The availability of those methods at publicly subsidized family planning clinics in Texas went down further after the 2013 introduction of WHP. To cope with the decreased state funding, clinics were forced to start limiting the types of birth control they offered—specifically options like IUDs, which carry high upfront costs.
Another purpose of the report is to outline savings and expenditures. According to the report, the monthly caseload average of 115,400 women costs the state $31.67 million. But the savings is harder to pin down, in part because the “lag of nine months for the realization of the births.” The report, however, does publish the health commission’s estimations:
The monthly caseload average in Fiscal Year 2013 of 115,440 women will represent a reduction of 8,359 births in Fiscal Year 2014. At an estimated cost of $11,193 per birth, HHSC estimates a total savings of $93.6 million for Medicaid. Of this total, $55.5 million are federal funds savings and $38.1 million in savings for the state.
Subtract that cost from the savings, and the commission estimates that the state will net $6.4 million.
But there’s still that gaping difference in the number of women enrolled in the two programs in 2011 and 2013. If those women are no longer being served and contraception claims are down across the board, could there be a substantial increase in publicly subsidized births? Stevenson predicts that that will be the case. When the final numbers are released, they will likely show a significant increase in Medicaid-funded birth costs compared to 2011. This prediction was also made back in 2011 by the Legislative Budget Board. They released a memo warning that reduction of family planning–related expenditures as proposed by legislation in HB 1 would lead to more than $200 million in Medicaid birth costs. The predicted cost to the state’s General Revenue fund, which now entirely funds the new Women’s Health Program, was more than $98 million.

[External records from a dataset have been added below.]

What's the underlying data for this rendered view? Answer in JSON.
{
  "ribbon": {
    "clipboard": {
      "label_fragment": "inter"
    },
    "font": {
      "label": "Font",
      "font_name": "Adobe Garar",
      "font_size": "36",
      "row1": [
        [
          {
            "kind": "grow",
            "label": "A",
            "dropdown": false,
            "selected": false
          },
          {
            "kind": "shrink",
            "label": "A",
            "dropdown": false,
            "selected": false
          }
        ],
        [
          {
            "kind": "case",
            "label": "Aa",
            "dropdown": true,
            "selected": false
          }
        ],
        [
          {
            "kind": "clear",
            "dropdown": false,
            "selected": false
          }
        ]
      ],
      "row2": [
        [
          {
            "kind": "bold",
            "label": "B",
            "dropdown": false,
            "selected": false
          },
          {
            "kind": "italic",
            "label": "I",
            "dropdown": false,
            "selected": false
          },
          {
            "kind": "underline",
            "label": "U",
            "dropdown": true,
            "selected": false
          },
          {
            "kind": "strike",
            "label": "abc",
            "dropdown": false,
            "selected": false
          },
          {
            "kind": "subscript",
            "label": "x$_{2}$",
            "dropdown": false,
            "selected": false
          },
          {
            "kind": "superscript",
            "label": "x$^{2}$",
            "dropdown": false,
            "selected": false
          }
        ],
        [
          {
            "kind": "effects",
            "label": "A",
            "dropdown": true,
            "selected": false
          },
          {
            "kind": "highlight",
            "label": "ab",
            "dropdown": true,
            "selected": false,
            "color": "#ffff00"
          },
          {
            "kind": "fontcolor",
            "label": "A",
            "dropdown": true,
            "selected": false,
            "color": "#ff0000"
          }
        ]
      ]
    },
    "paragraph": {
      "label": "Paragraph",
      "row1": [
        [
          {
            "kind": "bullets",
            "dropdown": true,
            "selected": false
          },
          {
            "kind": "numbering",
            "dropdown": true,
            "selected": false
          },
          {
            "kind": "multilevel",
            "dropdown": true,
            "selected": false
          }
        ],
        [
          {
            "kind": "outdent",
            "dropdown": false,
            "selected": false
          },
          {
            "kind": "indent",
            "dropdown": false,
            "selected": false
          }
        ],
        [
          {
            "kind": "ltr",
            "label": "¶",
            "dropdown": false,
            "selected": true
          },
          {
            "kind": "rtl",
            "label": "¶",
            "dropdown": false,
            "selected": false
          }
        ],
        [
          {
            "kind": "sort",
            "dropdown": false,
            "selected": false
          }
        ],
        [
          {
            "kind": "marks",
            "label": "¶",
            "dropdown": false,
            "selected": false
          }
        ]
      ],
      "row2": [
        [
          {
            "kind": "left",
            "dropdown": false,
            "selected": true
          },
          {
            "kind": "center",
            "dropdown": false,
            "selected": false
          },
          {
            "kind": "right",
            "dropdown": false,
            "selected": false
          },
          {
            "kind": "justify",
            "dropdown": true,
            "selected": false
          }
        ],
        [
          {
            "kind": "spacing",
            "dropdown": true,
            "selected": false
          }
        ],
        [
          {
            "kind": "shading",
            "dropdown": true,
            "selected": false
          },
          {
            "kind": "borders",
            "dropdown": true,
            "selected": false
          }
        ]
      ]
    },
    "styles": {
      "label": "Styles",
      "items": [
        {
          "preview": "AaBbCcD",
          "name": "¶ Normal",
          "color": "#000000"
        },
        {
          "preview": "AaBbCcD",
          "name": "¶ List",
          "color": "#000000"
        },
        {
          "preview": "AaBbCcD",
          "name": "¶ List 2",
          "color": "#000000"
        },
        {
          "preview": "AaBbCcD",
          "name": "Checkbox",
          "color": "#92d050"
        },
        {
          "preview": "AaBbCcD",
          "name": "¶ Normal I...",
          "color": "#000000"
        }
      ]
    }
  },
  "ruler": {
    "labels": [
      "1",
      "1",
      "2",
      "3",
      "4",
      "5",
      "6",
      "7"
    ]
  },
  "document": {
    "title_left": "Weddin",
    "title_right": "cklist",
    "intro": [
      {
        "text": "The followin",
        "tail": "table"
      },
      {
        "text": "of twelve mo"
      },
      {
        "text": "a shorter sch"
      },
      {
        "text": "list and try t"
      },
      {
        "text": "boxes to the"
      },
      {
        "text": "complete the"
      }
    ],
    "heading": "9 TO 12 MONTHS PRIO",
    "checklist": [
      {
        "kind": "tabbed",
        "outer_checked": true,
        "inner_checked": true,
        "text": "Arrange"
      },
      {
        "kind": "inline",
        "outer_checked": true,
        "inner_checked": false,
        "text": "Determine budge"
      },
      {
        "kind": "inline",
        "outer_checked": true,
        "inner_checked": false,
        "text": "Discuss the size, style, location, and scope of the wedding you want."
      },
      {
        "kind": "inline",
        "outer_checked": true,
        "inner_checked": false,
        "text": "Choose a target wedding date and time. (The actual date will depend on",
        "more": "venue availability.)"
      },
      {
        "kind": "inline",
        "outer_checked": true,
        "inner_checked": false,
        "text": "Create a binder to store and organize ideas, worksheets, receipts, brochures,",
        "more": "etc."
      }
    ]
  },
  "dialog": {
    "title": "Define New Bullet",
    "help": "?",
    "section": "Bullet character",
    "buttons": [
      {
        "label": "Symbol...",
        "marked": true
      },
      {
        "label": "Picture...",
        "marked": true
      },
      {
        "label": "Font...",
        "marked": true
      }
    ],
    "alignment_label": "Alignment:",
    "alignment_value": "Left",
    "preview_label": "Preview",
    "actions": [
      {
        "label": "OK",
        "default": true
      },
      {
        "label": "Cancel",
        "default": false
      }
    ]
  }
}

Even though these numbers are only initial figures, they reveal a pretty significant decrease in the population served by the WHP. In response to these low numbers, the report says that the Texas Health and Human Services Commission “undertook corrective measures to expand client outreach,” including a “target[ed] mailing effort,” as required by the same piece of legislation that mandates they compile a biennual report.